In a high profile side event to the UN General Assembly next week, UN agencies, NGOs and the private sector will gather at the Wildlife Conservation Society’s Bronx Zoo to celebrate recent successes in forest protection to combat climate change and call for much greater future investment.
More success is needed. Numerous recent studies show that greenhouse gas emissions continue to accelerate and the resulting climate change is a severe and immediate threat to human well-being. While climate adaptation strategies are now essential, the first order of business is to reduce emissions going into the atmosphere. Deforestation in the tropics today contributes about 12% of global emissions, so addressing this problem must be part of any comprehensive climate strategy.
In 2007 the global community developed an approach known as REDD+ (Reducing Emissions from Deforestation, Degradation, and associated threats to forests). Payments from developed to developing nations will reward measurable conservation successes while creating incentives for the private sector to make commodity supply chains ‘deforestation free.’
Under REDD+, developed countries or private companies can count protected forest carbon as a part of their own emission reduction targets, making those targets easier and cheaper to reach. In the process they transfer significant sums of money to developing countries where the conservation occurs, with all the social and environmental benefits that implies.
By focusing on results and rewarding countries that provide environmental services, this could be a game-changer in the struggle to halt tropical deforestation. But since 2007 REDD+ has not progressed as fast as hoped. Two obstacles have been a lack of concrete incentives and the practical challenges of setting up the system.
Whilst the global incentive structures are laboriously debated, interim measures can build momentum, allow design testing, and boost confidence. Here smaller, more nimble players are already making a difference. Examples include Norway’s multi-billion-dollar pilot programs with several tropical countries, the World Bank’s Carbon Fund, California’s forthcoming cap-and-trade system, and the large and growing global voluntary market for carbon offsets, which is driven by the private sector.
Despite these positive examples, there is a desperate need for both governments and the private sector to raise their level of ambition for a global agreement and to invest more in interim financing measures. Major decisions by a few key actors could have dramatic and rapid effects, promoting belief and action in tropical forest countries.
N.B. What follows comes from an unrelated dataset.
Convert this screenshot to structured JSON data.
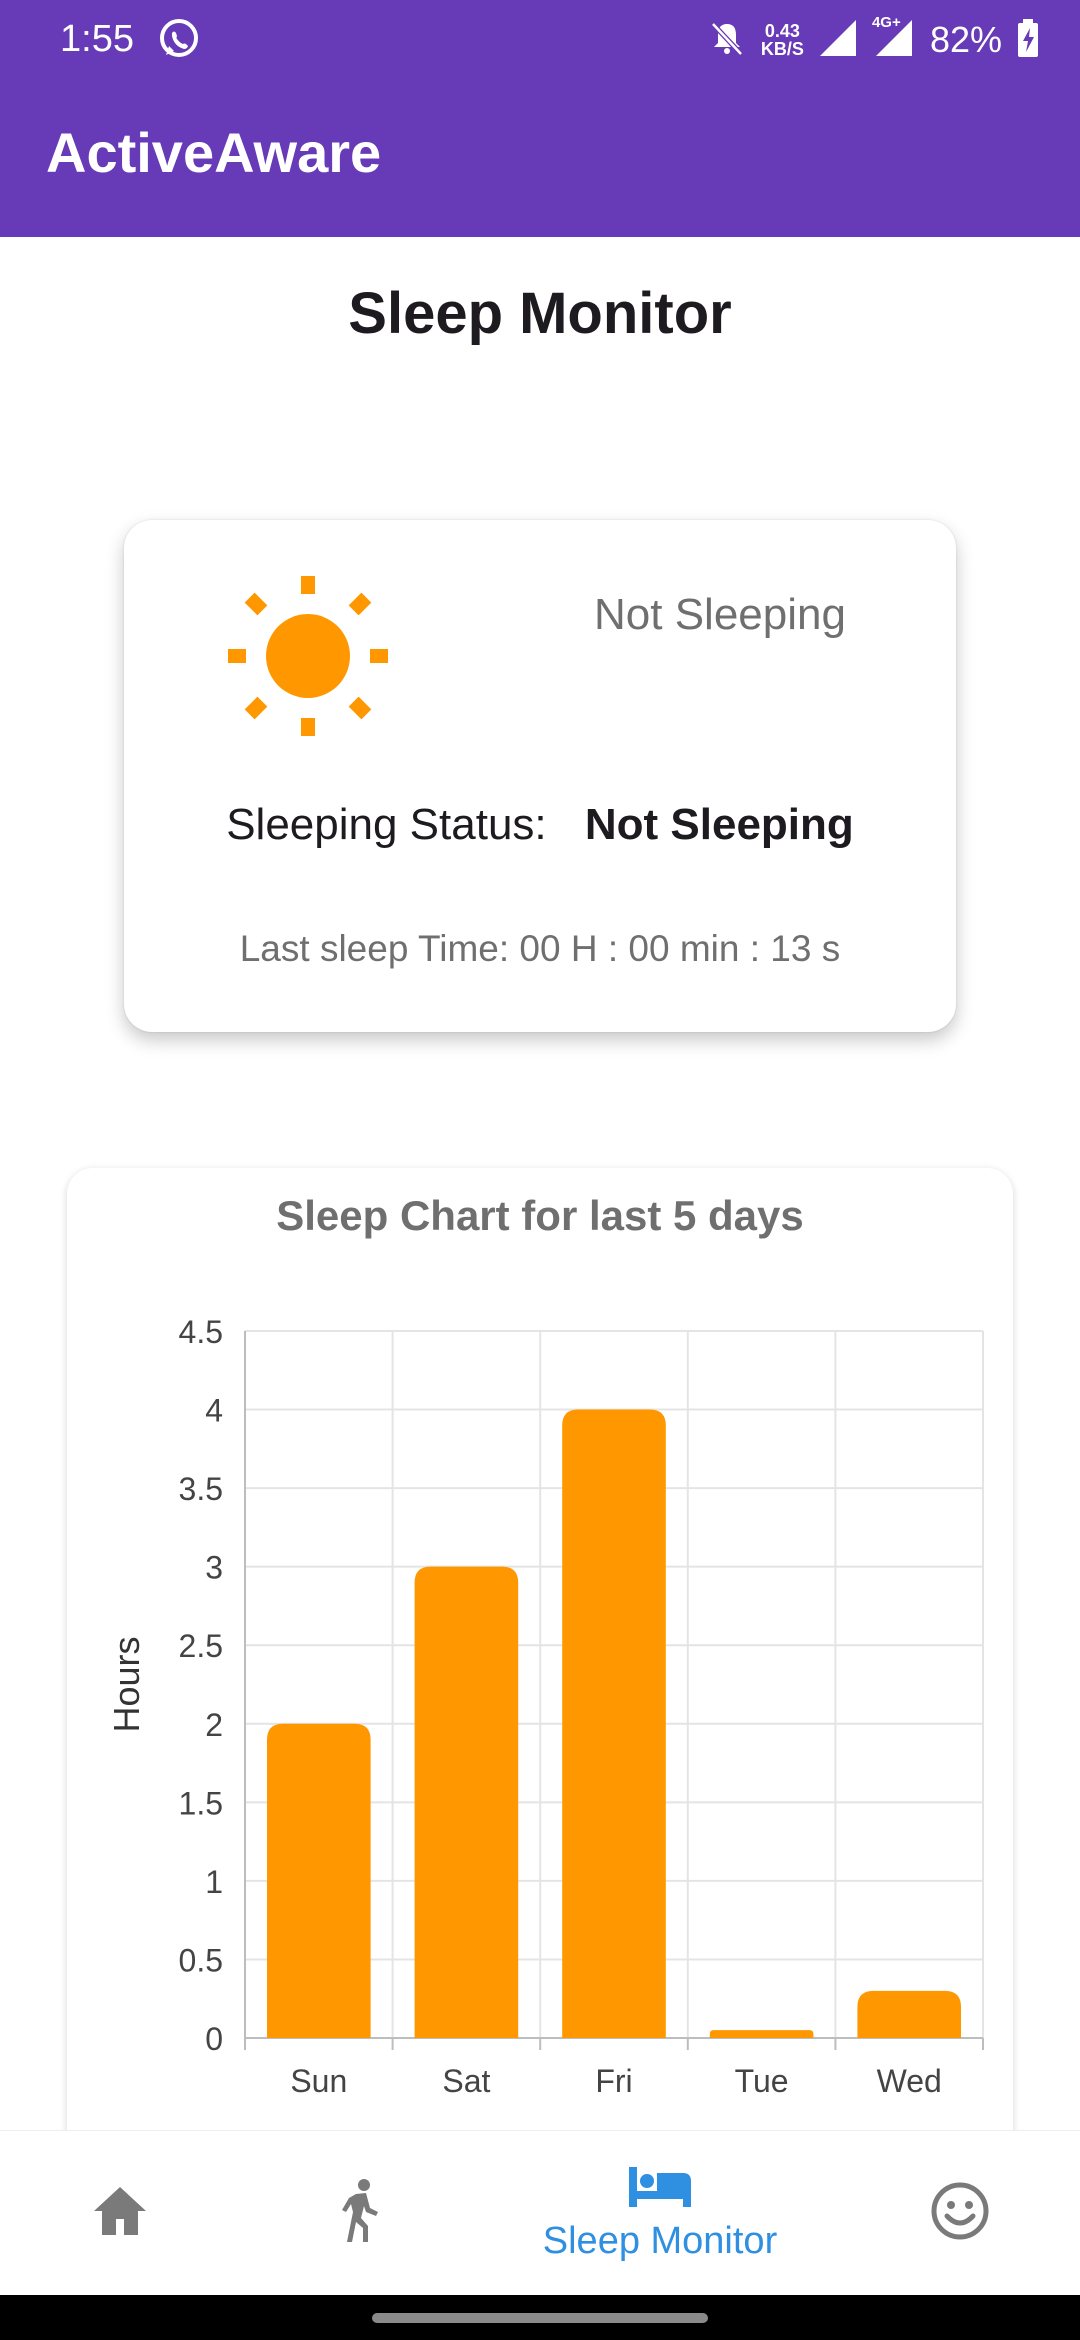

Early experiences have taught us that while the REDD+ concept is simple, in practice it must address complex issues like human rights, economic trade-offs, and measurement challenges – often in settings with weak governance. If we are to work at a more ambitious scale, it will be essential that such efforts are effective, efficient, and equitable — the three Es of REDD+.
Yet with the right incentives, these practical challenges could likely be overcome and in fact the conservation community faces such obstacles every day. A key issue is that forests must be managed for multiple values beyond carbon, including local livelihoods, biodiversity, disaster risk reduction, and water supply. Besides their moral value, such considerations are crucial to ensuring the durability of measures to protect carbon stocks.
The risk of dispossessing legitimate, traditional forest users as a shortcut to reducing emissions requires that that REDD+ be transparent, with meaningful systems for redress. Existing safeguard mechanisms, while still being developed, already exceed anything applied under most previous large-scale conservation programs so there is reason to be optimistic.
We know that REDD+ can be made to work given the right conditions. The Wildlife Conservation Society is one of several organizations now working at the landscape scale. Our work in Madagascar’s Makira forest – a protected area ringed by vast areas of community-managed land – shows what can be achieved in a desperately poor and hugely biodiverse country.
Makira has already avoided nearly a million tons of CO2 emissions in its first five years while benefiting a local population of over 50,000 people with improved rights to over forest resources and critical investments in agriculture, water, sanitation, and education. At the same time it has helped ensure the survival of a rich diversity of endangered lemurs, birds. and other species.
Valuable in its own right, Makira provides a national testing ground for everything from community rights to financial structures. Perhaps most important, Makira and projects like it show that REDD+ can deliver on its early promises.
For REDD+ to become a reality at scale, governments and the private sector need to promote increased demand for the emission reductions REDD+ can offer. To support this, other stakeholders need to better communicate the successes achieved to date and remain vigilant that the three Es – effectiveness, efficiency, and equity – remain central to the REDD+ vision.
Dr. Tom Evans leads the REDD+ program for the Wildlife Conservation Society.